We did our work through a local church. The church served as our base where we ate, debriefed, and the girls slept. The boys stayed at a nearby motel. Each day, the students split into two groups. One would go into a neighborhood to rebuild homes and the other group would go into another community to work with children. The construction team worked with volunteer carpenters to build the homes. A typical site was full of toxic-looking refuse and wood shards from the collapsed home. The first work of order was to clear the site as much as possible. The lack of a proper drainage system in the area limited the extent to which liquid waste could be removed. We, however, did the best that we could to remove all that we could. Having cleared an area, we were ready to begin building. All of us were astonished at the type of houses we would be building. The surrounding homes had no resemblance to anything one would find here in the states. They typical home was about 10’ x 10’and was raised about five feet of the ground on 6” x 6” beams to protect the home from the floods. Coconut wood made up the majority of the bracing and structural support because it was a native wood, inexpensive, and strong. More expensive pine plywood was used for flooring and walls. A family of five or more would live in one of these homes.


We toiled in the blistering heat each day from 9 am to 12 pm. We then would return to the church base for a lunch break and come back to build from 1:30 pm till 5 pm. The over 100°F weather drained us and left us drenched in sweat to the point that some of the boys would sometimes take of their shirts and wring out at least a cup of water. Working with the local carpenter made the work run smoothly. He guided us in making the house according to the style that the Filipino people of this income level were used to. We wished we could have built a house like one here in the states, however, that is not always what is desired by the family. An important part of a relief effort like this is working with the people who have been affected. Our rebuilding effort was a collaborative process with the local carpenter and the family to provide what. In the end everyone was very grateful for the new home and the new hope.


A typical day with the youth involved working with 40 – 100 kids ranging from 8 – 15 years of age. We taught them how to make spaghetti bridges and mouse trap cars. The spaghetti bridges taught them about the concept of trusses. By building bridges out of the spaghetti were able to teach the children that a weak material could be made strong with a triangular truss system. The mouse trap cars taught the children about kinetic and potential energy. We used mouse traps as the energy source for the cars. The wheels were made from CD’s and the rest of the car was made from common materials such as wood blocks, straws, and shish kabob skewers. Many of the children came poorly dressed, clearly from families that had nothing. Seeing the sparkle in the children’s eyes was priceless. Our hope was that this small activity would spark an interest in the field of science and technology.

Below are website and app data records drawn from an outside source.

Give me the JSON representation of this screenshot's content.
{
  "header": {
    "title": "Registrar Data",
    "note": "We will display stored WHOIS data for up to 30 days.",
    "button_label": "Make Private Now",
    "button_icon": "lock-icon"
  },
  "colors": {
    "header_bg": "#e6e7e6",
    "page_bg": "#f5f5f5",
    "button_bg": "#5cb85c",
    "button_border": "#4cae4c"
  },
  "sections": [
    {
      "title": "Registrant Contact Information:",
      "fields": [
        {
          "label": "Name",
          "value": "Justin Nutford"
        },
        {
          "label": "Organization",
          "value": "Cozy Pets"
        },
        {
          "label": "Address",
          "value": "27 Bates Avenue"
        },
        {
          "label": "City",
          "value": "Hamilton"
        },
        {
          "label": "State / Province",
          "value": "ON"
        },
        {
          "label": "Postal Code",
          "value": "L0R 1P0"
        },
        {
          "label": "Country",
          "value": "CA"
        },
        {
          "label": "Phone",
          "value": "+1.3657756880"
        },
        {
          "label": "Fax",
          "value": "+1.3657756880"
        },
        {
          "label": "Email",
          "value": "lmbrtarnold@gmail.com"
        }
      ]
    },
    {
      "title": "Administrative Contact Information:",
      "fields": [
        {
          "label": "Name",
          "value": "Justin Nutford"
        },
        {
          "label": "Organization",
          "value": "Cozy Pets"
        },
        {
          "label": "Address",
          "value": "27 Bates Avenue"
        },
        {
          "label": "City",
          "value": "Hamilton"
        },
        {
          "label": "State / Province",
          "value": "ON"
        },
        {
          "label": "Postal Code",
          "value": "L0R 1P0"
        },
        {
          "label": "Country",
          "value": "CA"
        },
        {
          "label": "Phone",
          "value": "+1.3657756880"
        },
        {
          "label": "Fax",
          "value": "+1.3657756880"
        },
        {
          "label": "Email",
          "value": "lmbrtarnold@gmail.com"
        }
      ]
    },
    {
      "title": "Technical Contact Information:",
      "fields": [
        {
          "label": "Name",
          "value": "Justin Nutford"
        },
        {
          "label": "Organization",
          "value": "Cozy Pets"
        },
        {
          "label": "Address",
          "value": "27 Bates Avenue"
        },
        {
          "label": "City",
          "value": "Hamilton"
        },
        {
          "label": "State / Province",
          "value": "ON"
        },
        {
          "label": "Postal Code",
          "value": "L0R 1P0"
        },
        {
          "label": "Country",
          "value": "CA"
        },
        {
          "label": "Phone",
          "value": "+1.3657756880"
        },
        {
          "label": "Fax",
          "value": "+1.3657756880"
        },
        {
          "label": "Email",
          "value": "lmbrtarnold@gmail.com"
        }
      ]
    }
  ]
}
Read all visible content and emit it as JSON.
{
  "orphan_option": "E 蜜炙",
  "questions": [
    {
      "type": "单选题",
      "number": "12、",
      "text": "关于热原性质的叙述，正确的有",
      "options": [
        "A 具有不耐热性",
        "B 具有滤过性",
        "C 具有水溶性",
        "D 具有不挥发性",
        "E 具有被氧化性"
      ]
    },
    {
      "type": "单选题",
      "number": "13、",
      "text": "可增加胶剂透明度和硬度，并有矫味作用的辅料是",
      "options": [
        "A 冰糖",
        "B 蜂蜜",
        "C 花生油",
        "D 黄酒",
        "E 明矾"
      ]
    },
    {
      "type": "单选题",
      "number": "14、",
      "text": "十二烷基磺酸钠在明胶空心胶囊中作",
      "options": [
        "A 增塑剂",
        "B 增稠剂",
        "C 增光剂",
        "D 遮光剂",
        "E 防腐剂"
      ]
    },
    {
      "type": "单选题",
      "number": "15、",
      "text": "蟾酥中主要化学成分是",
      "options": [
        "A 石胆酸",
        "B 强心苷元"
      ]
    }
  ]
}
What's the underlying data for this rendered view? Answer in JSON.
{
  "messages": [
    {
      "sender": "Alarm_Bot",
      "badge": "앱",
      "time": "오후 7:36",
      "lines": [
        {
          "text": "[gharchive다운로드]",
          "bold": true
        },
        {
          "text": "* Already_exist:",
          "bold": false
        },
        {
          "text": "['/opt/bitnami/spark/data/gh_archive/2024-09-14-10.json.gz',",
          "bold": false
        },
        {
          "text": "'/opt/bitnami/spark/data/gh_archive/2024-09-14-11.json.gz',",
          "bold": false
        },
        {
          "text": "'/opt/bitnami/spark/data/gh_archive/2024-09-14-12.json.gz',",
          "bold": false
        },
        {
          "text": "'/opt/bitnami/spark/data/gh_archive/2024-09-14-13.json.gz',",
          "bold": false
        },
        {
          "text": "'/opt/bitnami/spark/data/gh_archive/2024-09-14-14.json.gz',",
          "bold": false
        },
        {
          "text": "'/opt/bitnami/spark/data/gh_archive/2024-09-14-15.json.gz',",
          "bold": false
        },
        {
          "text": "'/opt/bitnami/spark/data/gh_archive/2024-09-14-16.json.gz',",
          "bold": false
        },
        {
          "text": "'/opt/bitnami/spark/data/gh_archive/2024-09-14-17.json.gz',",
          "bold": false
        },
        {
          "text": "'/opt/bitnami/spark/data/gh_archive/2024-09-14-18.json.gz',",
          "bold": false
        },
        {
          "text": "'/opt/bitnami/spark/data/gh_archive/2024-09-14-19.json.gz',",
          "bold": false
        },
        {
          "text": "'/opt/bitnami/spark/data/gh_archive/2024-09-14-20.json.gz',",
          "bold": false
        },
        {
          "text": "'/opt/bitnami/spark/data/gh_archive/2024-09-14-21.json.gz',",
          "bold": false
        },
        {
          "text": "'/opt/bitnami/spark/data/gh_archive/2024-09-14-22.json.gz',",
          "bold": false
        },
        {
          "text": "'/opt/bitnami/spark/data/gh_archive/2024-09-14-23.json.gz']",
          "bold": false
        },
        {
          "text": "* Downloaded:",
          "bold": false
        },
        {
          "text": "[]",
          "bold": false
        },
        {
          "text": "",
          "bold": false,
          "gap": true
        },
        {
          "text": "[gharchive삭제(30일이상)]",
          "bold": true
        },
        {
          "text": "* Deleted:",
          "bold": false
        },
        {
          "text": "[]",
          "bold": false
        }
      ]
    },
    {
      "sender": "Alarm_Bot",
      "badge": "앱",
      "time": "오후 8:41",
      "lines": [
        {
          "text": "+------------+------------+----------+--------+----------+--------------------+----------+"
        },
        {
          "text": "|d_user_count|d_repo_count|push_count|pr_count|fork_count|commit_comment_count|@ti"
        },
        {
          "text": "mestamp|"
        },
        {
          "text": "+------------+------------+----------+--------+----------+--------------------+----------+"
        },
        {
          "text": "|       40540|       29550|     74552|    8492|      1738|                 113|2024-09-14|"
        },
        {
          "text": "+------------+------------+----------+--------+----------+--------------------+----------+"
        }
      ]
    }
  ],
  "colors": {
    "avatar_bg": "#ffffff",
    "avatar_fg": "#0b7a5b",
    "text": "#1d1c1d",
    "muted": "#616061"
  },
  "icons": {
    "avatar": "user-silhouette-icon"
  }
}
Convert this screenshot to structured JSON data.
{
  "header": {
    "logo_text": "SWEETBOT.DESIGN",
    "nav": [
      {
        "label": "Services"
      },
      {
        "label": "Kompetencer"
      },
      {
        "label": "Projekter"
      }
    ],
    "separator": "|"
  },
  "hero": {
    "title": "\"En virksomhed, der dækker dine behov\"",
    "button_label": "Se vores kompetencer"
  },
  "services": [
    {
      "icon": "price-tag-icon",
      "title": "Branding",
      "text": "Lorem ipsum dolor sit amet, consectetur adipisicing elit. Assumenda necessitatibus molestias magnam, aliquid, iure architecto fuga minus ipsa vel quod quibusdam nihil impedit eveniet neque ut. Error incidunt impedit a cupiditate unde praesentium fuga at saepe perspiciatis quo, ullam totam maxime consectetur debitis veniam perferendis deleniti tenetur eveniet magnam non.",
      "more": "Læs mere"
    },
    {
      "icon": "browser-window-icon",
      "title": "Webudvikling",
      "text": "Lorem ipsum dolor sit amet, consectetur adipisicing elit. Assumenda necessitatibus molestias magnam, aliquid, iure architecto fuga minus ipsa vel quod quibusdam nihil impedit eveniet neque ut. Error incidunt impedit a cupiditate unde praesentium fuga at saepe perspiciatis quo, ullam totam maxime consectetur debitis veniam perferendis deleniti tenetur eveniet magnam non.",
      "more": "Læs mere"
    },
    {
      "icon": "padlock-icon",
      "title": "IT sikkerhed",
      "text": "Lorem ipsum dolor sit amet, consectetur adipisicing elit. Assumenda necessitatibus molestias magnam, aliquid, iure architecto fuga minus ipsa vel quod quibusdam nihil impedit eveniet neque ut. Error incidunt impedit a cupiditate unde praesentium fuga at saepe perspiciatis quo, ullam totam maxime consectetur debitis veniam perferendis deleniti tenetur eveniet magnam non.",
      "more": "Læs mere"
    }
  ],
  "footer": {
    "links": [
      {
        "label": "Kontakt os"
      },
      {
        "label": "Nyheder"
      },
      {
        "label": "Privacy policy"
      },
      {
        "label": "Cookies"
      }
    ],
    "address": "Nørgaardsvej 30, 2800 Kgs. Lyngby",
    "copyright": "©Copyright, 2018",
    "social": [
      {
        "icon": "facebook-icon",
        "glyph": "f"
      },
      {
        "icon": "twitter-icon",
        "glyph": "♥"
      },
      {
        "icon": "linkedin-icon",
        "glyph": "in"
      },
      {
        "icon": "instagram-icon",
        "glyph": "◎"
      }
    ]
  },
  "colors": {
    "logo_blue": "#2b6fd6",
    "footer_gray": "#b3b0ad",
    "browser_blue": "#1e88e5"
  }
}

I left the Philippines with a passion for the environment and people. One of my primary interests is in developing sustainable technologies and infrastructure in developing nations. Our profit-driven society demands the siphoning of resources from third-world nations. In the process, untamed, diverse jungles are razed and replaced with uniform coffee, palm, and banana tree plantations. Mountains are leveled for coal and toxic defect-causing chemicals are released into the environment as e-waste is burned by poverty-stricken workers in search of precious metals. Places like Ghana, the Philippines, and many other developing nations have resources that can be enjoyed sustainably and should make the countries wealthy. But the truth is that a few at the top enjoy the profits from the destruction of the planet. My Ghanaian heritage and passion for people and the environment will not let me rest on my haunches as the countries’ wild beauty is burned to the ground.
Date: December 31, 2010 Views: 6951 File size: 18.2kb, 105.1kb : 478 x 719
Hours Volunteered: 1008
Volunteers: 20
Authors Age & Age Range of Volunteers: 18 to 21
Print View